Written by By Nathalie Thomas, CNN
As Thanksgiving approaches, millions of people are making plans to fly over the upcoming holiday weekend. In fact, airlines are expecting their busiest travel weekend of the year this Thanksgiving, with the Thanksgiving Day holiday alone expected to make up around 21% of all travelers this weekend.
And this year, they’re going to have a whole lot of stuff to deal with.
Travelers will need to stay organized ahead of time. Credit: CNN
Fortunately, airlines are finally fully embracing some of the “most important requirements” of air travelers who take part in the most classic travel rituals — book a ticket (so that you know where you’re heading), check and prep for your flight’s early departure, and buy or print out your boarding pass.
“Upgrades have been a frequent item on my list,” said Lauren Schwartz, a global head of marketing for the wealth management business of JPMorgan Chase. “It has been easy in the past to leave the point of purchase before determining if it was a worthy upgrade.”
Part of this shift toward treating air travel more like the tangible items to which consumers and consumers-to-be are accustomed can be credited to Ryanair , which has had its fill of a customer backlash after canceling hundreds of flights. The “cancellation Christmas” travel nightmare that occurred over the winter holidays gave the low-cost carrier a major opportunity to look at how they can better manage customer experience.
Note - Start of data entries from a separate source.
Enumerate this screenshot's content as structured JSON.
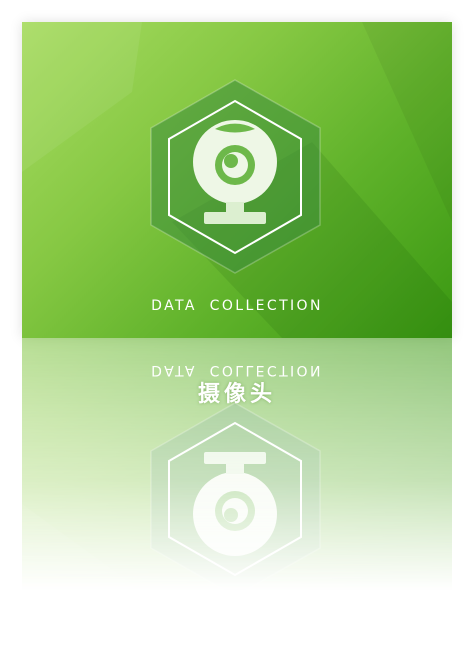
{
  "card": {
    "caption": "DATA COLLECTION",
    "title": "摄像头",
    "icon": "webcam-icon",
    "colors": {
      "gradient_start": "#a8dc62",
      "gradient_end": "#3a9812",
      "hex_fill": "#5aa83c"
    }
  }
}
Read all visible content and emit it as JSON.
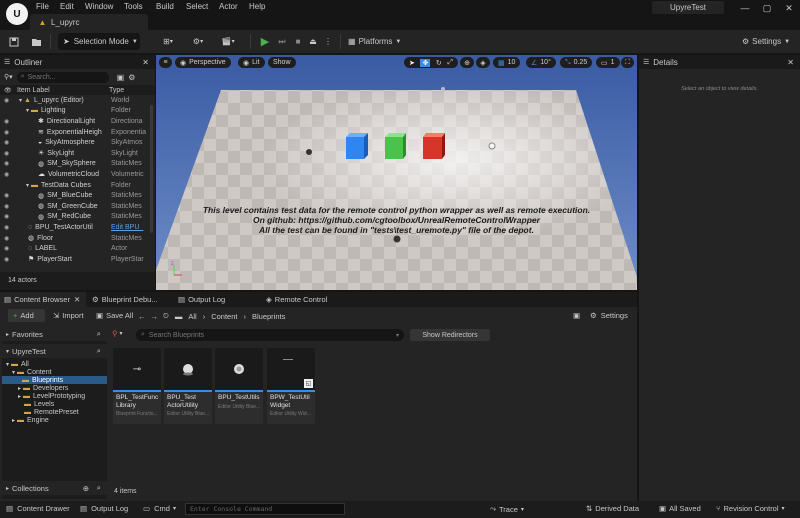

But there is more to the story than just responding to the high cost of labor (who wants to check a bag and lose it when you can immediately resell it on a secondary market?) and the potential risk of an enraged customer.
.@Ryanair & @IAI_PR have revealed their Holiday 2018 flight schedule. What are your thoughts on the schedule? 🌈 📺️ #IAAATravel pic.twitter.com/GslucMN3wI — IAA – American Airlines (@IAI) November 7, 2018
The rise of the hybrid airline
While American Airlines may be the only U.S. airline to keep its name, the picture of the future of air travel may not be bright for its competitors.
In fact, those are some of the top concerns for American travelers.
“We are starting to see some of the more known legacy airlines give way to their less well-known, low-cost, brand-new low-cost counterparts,” notes Joseph Spak, a founding director of International Airline Strategy and Research at CAPA. “Both recognize that travelers’ experiences need to be better, faster, and cheaper in order to continue to remain relevant.”
“Our predictions for 2020 are for fewer mainline carriers, more low-cost carriers, and more freestanding or branch-off brands,” says Spak. “Being able to situate your home base, or out-of-network secondary destinations, in a mobile cloud or on a separate aircraft with a different brand, appeals to Americans more than ever.
“America’s leading carriers may seek to own the identity of their home locations as tightly as they do their full-service headquarters. The medium to long-term winners will be those that can meet travelers needs, optimize operational efficiency, and optimize brand connectivity.”
Faced with these new challenges, air travel may need to step up its game. The big issue could be a pilot shortage, which, if anything, is only going to get worse in the coming years.
“There’s a pretty significant shortage of qualified pilots around the world, with it particularly looking like it’s more a U.S. phenomenon than one or two other countries,” Spak said.
There’s a big pilot shortage — and not just in the U.S. Credit: CNN
“There’s no more lenient and easy-to-dispense permits for foreign nationals to become pilots in the United States, and if you look at visa requirements for low-cost airlines, especially, they’re ridiculously high, and I really think that’s one of the things that’s holding it back.”
Having airlines accept that for many travelers, the one-hour wait in check-in has always been the root of air travel’s challenges, a pay cut could encourage more airlines to recognize that a one-hour wait has become increasingly annoying, indeed.